Using the records provided below, locate and copy each line that contains the word "false".

:: EXTRACTED MATERIAL

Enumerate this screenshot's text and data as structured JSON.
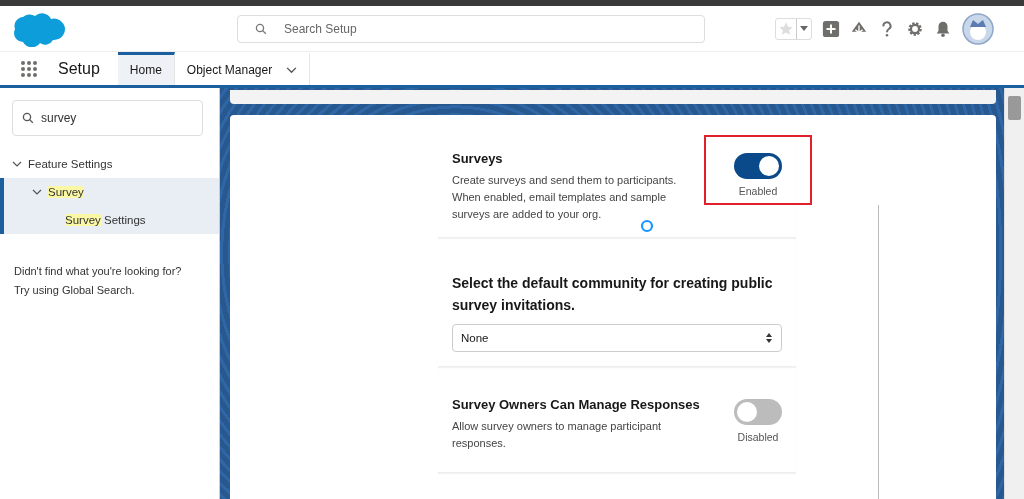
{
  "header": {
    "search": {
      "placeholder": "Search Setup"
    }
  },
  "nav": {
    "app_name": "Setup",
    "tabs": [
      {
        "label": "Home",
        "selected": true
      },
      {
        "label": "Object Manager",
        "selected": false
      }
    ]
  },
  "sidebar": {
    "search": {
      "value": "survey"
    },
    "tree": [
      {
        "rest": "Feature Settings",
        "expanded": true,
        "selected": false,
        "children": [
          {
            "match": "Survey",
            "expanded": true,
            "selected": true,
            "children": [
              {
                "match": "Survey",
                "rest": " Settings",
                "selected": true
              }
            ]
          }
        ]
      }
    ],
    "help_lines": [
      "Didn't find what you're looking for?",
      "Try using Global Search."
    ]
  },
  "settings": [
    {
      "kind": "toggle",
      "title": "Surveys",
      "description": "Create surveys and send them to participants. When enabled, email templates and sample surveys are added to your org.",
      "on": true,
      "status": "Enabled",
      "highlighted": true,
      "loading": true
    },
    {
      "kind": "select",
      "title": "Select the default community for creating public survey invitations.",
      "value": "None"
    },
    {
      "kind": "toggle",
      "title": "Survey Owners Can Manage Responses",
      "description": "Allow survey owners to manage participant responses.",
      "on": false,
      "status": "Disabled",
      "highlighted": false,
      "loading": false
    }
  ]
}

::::

§ RESPONSE BOX
        "selected": false
        "selected": false,
      "on": false,
      "highlighted": false,
      "loading": false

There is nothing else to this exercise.